## EXERCISE BRIEF
Repeat the listing exactly, minus the pictures.

## DATA TO USE
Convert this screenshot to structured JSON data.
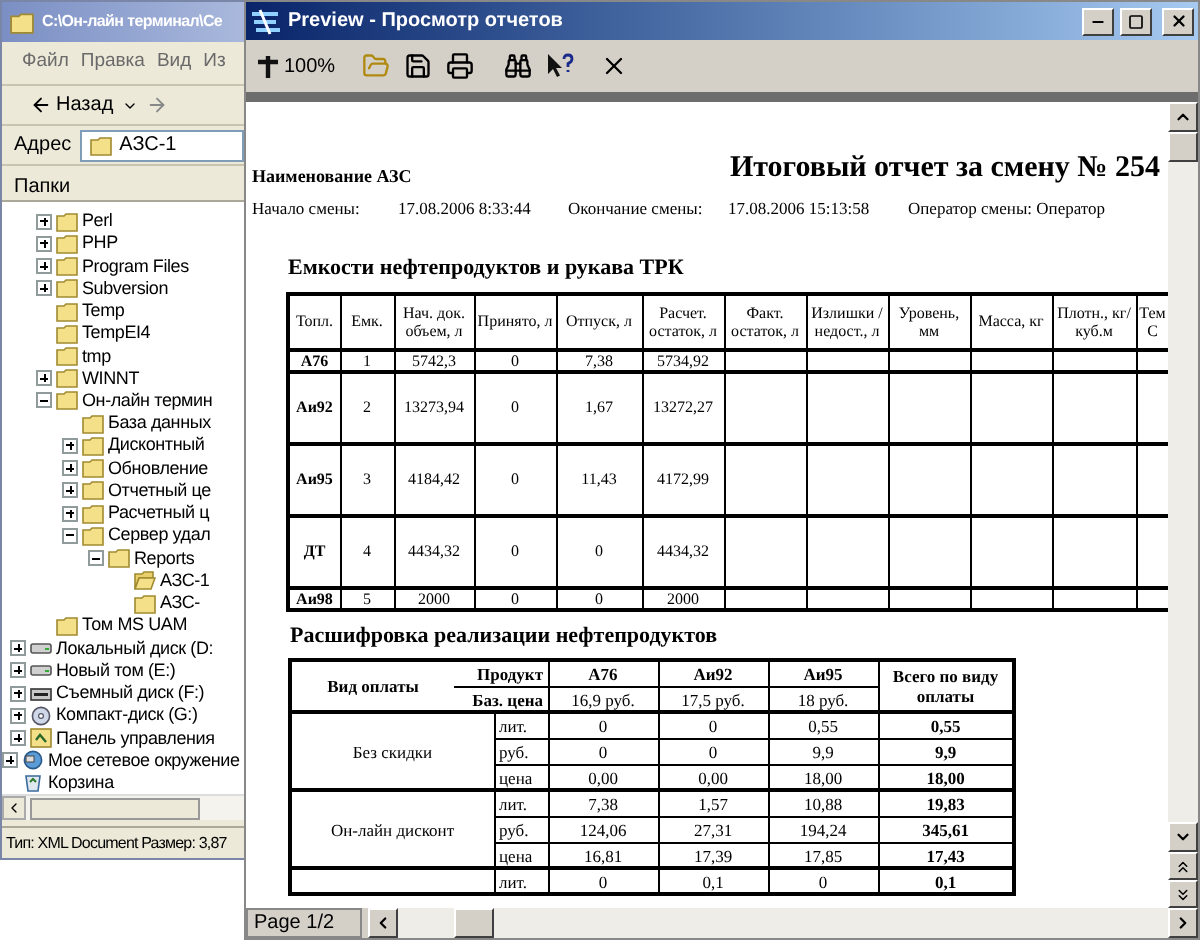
{
  "explorer": {
    "title": "C:\\Он-лайн терминал\\Се",
    "menu": [
      "Файл",
      "Правка",
      "Вид",
      "Из"
    ],
    "back_button": "Назад",
    "address_label": "Адрес",
    "address_value": "АЗС-1",
    "folders_header": "Папки",
    "tree": [
      {
        "children": [
          {
            "children": [
              {
                "label": "Perl",
                "kind": "folder",
                "expandable": true,
                "expanded": false
              },
              {
                "label": "PHP",
                "kind": "folder",
                "expandable": true,
                "expanded": false
              },
              {
                "label": "Program Files",
                "kind": "folder",
                "expandable": true,
                "expanded": false
              },
              {
                "label": "Subversion",
                "kind": "folder",
                "expandable": true,
                "expanded": false
              },
              {
                "label": "Temp",
                "kind": "folder",
                "expandable": false
              },
              {
                "label": "TempEI4",
                "kind": "folder",
                "expandable": false
              },
              {
                "label": "tmp",
                "kind": "folder",
                "expandable": false
              },
              {
                "label": "WINNT",
                "kind": "folder",
                "expandable": true,
                "expanded": false
              },
              {
                "label": "Он-лайн термин",
                "kind": "folder",
                "expandable": true,
                "expanded": true,
                "children": [
                  {
                    "label": "База данных",
                    "kind": "folder",
                    "expandable": false
                  },
                  {
                    "label": "Дисконтный",
                    "kind": "folder",
                    "expandable": true,
                    "expanded": false
                  },
                  {
                    "label": "Обновление",
                    "kind": "folder",
                    "expandable": true,
                    "expanded": false
                  },
                  {
                    "label": "Отчетный це",
                    "kind": "folder",
                    "expandable": true,
                    "expanded": false
                  },
                  {
                    "label": "Расчетный ц",
                    "kind": "folder",
                    "expandable": true,
                    "expanded": false
                  },
                  {
                    "label": "Сервер удал",
                    "kind": "folder",
                    "expandable": true,
                    "expanded": true,
                    "children": [
                      {
                        "label": "Reports",
                        "kind": "folder",
                        "expandable": true,
                        "expanded": true,
                        "children": [
                          {
                            "label": "АЗС-1",
                            "kind": "open-folder",
                            "expandable": false
                          },
                          {
                            "label": "АЗС-",
                            "kind": "folder",
                            "expandable": false
                          }
                        ]
                      }
                    ]
                  }
                ]
              },
              {
                "label": "Том MS UAM",
                "kind": "folder",
                "expandable": false
              }
            ]
          },
          {
            "label": "Локальный диск (D:",
            "kind": "drive",
            "expandable": true,
            "expanded": false
          },
          {
            "label": "Новый том (E:)",
            "kind": "drive",
            "expandable": true,
            "expanded": false
          },
          {
            "label": "Съемный диск (F:)",
            "kind": "removable",
            "expandable": true,
            "expanded": false
          },
          {
            "label": "Компакт-диск (G:)",
            "kind": "cdrom",
            "expandable": true,
            "expanded": false
          },
          {
            "label": "Панель управления",
            "kind": "control-panel",
            "expandable": true,
            "expanded": false
          }
        ]
      },
      {
        "label": "Мое сетевое окружение",
        "kind": "network",
        "expandable": true,
        "expanded": false
      },
      {
        "label": "Корзина",
        "kind": "trash",
        "expandable": false
      }
    ],
    "status": "Тип: XML Document Размер: 3,87"
  },
  "preview": {
    "title": "Preview - Просмотр отчетов",
    "zoom": "100%",
    "station_label": "Наименование АЗС",
    "report_title": "Итоговый отчет за смену № 254",
    "shift_start_label": "Начало смены:",
    "shift_start": "17.08.2006 8:33:44",
    "shift_end_label": "Окончание смены:",
    "shift_end": "17.08.2006 15:13:58",
    "operator": "Оператор смены: Оператор",
    "tanks": {
      "title": "Емкости нефтепродуктов и рукава ТРК",
      "columns": [
        "Топл.",
        "Емк.",
        "Нач. док. объем, л",
        "Принято, л",
        "Отпуск, л",
        "Расчет. остаток, л",
        "Факт. остаток, л",
        "Излишки /недост., л",
        "Уровень, мм",
        "Масса, кг",
        "Плотн., кг/куб.м",
        "Тем С"
      ],
      "rows": [
        {
          "cells": [
            "А76",
            "1",
            "5742,3",
            "0",
            "7,38",
            "5734,92"
          ],
          "tall": false
        },
        {
          "cells": [
            "Аи92",
            "2",
            "13273,94",
            "0",
            "1,67",
            "13272,27"
          ],
          "tall": true
        },
        {
          "cells": [
            "Аи95",
            "3",
            "4184,42",
            "0",
            "11,43",
            "4172,99"
          ],
          "tall": true
        },
        {
          "cells": [
            "ДТ",
            "4",
            "4434,32",
            "0",
            "0",
            "4434,32"
          ],
          "tall": true
        },
        {
          "cells": [
            "Аи98",
            "5",
            "2000",
            "0",
            "0",
            "2000"
          ],
          "tall": false
        }
      ]
    },
    "sales": {
      "title": "Расшифровка реализации нефтепродуктов",
      "payment_header": "Вид оплаты",
      "product_header": "Продукт",
      "price_header": "Баз. цена",
      "products": [
        {
          "name": "А76",
          "price": "16,9 руб."
        },
        {
          "name": "Аи92",
          "price": "17,5 руб."
        },
        {
          "name": "Аи95",
          "price": "18 руб."
        }
      ],
      "total_header": "Всего по виду оплаты",
      "groups": [
        {
          "label": "Без скидки",
          "rows": [
            {
              "unit": "лит.",
              "values": [
                "0",
                "0",
                "0,55"
              ],
              "total": "0,55"
            },
            {
              "unit": "руб.",
              "values": [
                "0",
                "0",
                "9,9"
              ],
              "total": "9,9"
            },
            {
              "unit": "цена",
              "values": [
                "0,00",
                "0,00",
                "18,00"
              ],
              "total": "18,00"
            }
          ]
        },
        {
          "label": "Он-лайн дисконт",
          "rows": [
            {
              "unit": "лит.",
              "values": [
                "7,38",
                "1,57",
                "10,88"
              ],
              "total": "19,83"
            },
            {
              "unit": "руб.",
              "values": [
                "124,06",
                "27,31",
                "194,24"
              ],
              "total": "345,61"
            },
            {
              "unit": "цена",
              "values": [
                "16,81",
                "17,39",
                "17,85"
              ],
              "total": "17,43"
            }
          ]
        },
        {
          "rows": [
            {
              "unit": "лит.",
              "values": [
                "0",
                "0,1",
                "0"
              ],
              "total": "0,1"
            }
          ]
        }
      ]
    },
    "page_indicator": "Page 1/2"
  }
}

## ANSWER TO THIS TASK
Convert this screenshot to structured JSON data.
{
  "explorer": {
    "title": "C:\\Он-лайн терминал\\Се",
    "menu": [
      "Файл",
      "Правка",
      "Вид",
      "Из"
    ],
    "back_button": "Назад",
    "address_label": "Адрес",
    "address_value": "АЗС-1",
    "folders_header": "Папки",
    "tree": [
      {
        "children": [
          {
            "children": [
              {
                "label": "Perl",
                "kind": "folder",
                "expandable": true,
                "expanded": false
              },
              {
                "label": "PHP",
                "kind": "folder",
                "expandable": true,
                "expanded": false
              },
              {
                "label": "Program Files",
                "kind": "folder",
                "expandable": true,
                "expanded": false
              },
              {
                "label": "Subversion",
                "kind": "folder",
                "expandable": true,
                "expanded": false
              },
              {
                "label": "Temp",
                "kind": "folder",
                "expandable": false
              },
              {
                "label": "TempEI4",
                "kind": "folder",
                "expandable": false
              },
              {
                "label": "tmp",
                "kind": "folder",
                "expandable": false
              },
              {
                "label": "WINNT",
                "kind": "folder",
                "expandable": true,
                "expanded": false
              },
              {
                "label": "Он-лайн термин",
                "kind": "folder",
                "expandable": true,
                "expanded": true,
                "children": [
                  {
                    "label": "База данных",
                    "kind": "folder",
                    "expandable": false
                  },
                  {
                    "label": "Дисконтный",
                    "kind": "folder",
                    "expandable": true,
                    "expanded": false
                  },
                  {
                    "label": "Обновление",
                    "kind": "folder",
                    "expandable": true,
                    "expanded": false
                  },
                  {
                    "label": "Отчетный це",
                    "kind": "folder",
                    "expandable": true,
                    "expanded": false
                  },
                  {
                    "label": "Расчетный ц",
                    "kind": "folder",
                    "expandable": true,
                    "expanded": false
                  },
                  {
                    "label": "Сервер удал",
                    "kind": "folder",
                    "expandable": true,
                    "expanded": true,
                    "children": [
                      {
                        "label": "Reports",
                        "kind": "folder",
                        "expandable": true,
                        "expanded": true,
                        "children": [
                          {
                            "label": "АЗС-1",
                            "kind": "open-folder",
                            "expandable": false
                          },
                          {
                            "label": "АЗС-",
                            "kind": "folder",
                            "expandable": false
                          }
                        ]
                      }
                    ]
                  }
                ]
              },
              {
                "label": "Том MS UAM",
                "kind": "folder",
                "expandable": false
              }
            ]
          },
          {
            "label": "Локальный диск (D:",
            "kind": "drive",
            "expandable": true,
            "expanded": false
          },
          {
            "label": "Новый том (E:)",
            "kind": "drive",
            "expandable": true,
            "expanded": false
          },
          {
            "label": "Съемный диск (F:)",
            "kind": "removable",
            "expandable": true,
            "expanded": false
          },
          {
            "label": "Компакт-диск (G:)",
            "kind": "cdrom",
            "expandable": true,
            "expanded": false
          },
          {
            "label": "Панель управления",
            "kind": "control-panel",
            "expandable": true,
            "expanded": false
          }
        ]
      },
      {
        "label": "Мое сетевое окружение",
        "kind": "network",
        "expandable": true,
        "expanded": false
      },
      {
        "label": "Корзина",
        "kind": "trash",
        "expandable": false
      }
    ],
    "status": "Тип: XML Document Размер: 3,87"
  },
  "preview": {
    "title": "Preview - Просмотр отчетов",
    "zoom": "100%",
    "station_label": "Наименование АЗС",
    "report_title": "Итоговый отчет за смену № 254",
    "shift_start_label": "Начало смены:",
    "shift_start": "17.08.2006 8:33:44",
    "shift_end_label": "Окончание смены:",
    "shift_end": "17.08.2006 15:13:58",
    "operator": "Оператор смены: Оператор",
    "tanks": {
      "title": "Емкости нефтепродуктов и рукава ТРК",
      "columns": [
        "Топл.",
        "Емк.",
        "Нач. док. объем, л",
        "Принято, л",
        "Отпуск, л",
        "Расчет. остаток, л",
        "Факт. остаток, л",
        "Излишки /недост., л",
        "Уровень, мм",
        "Масса, кг",
        "Плотн., кг/куб.м",
        "Тем С"
      ],
      "rows": [
        {
          "cells": [
            "А76",
            "1",
            "5742,3",
            "0",
            "7,38",
            "5734,92"
          ],
          "tall": false
        },
        {
          "cells": [
            "Аи92",
            "2",
            "13273,94",
            "0",
            "1,67",
            "13272,27"
          ],
          "tall": true
        },
        {
          "cells": [
            "Аи95",
            "3",
            "4184,42",
            "0",
            "11,43",
            "4172,99"
          ],
          "tall": true
        },
        {
          "cells": [
            "ДТ",
            "4",
            "4434,32",
            "0",
            "0",
            "4434,32"
          ],
          "tall": true
        },
        {
          "cells": [
            "Аи98",
            "5",
            "2000",
            "0",
            "0",
            "2000"
          ],
          "tall": false
        }
      ]
    },
    "sales": {
      "title": "Расшифровка реализации нефтепродуктов",
      "payment_header": "Вид оплаты",
      "product_header": "Продукт",
      "price_header": "Баз. цена",
      "products": [
        {
          "name": "А76",
          "price": "16,9 руб."
        },
        {
          "name": "Аи92",
          "price": "17,5 руб."
        },
        {
          "name": "Аи95",
          "price": "18 руб."
        }
      ],
      "total_header": "Всего по виду оплаты",
      "groups": [
        {
          "label": "Без скидки",
          "rows": [
            {
              "unit": "лит.",
              "values": [
                "0",
                "0",
                "0,55"
              ],
              "total": "0,55"
            },
            {
              "unit": "руб.",
              "values": [
                "0",
                "0",
                "9,9"
              ],
              "total": "9,9"
            },
            {
              "unit": "цена",
              "values": [
                "0,00",
                "0,00",
                "18,00"
              ],
              "total": "18,00"
            }
          ]
        },
        {
          "label": "Он-лайн дисконт",
          "rows": [
            {
              "unit": "лит.",
              "values": [
                "7,38",
                "1,57",
                "10,88"
              ],
              "total": "19,83"
            },
            {
              "unit": "руб.",
              "values": [
                "124,06",
                "27,31",
                "194,24"
              ],
              "total": "345,61"
            },
            {
              "unit": "цена",
              "values": [
                "16,81",
                "17,39",
                "17,85"
              ],
              "total": "17,43"
            }
          ]
        },
        {
          "rows": [
            {
              "unit": "лит.",
              "values": [
                "0",
                "0,1",
                "0"
              ],
              "total": "0,1"
            }
          ]
        }
      ]
    },
    "page_indicator": "Page 1/2"
  }
}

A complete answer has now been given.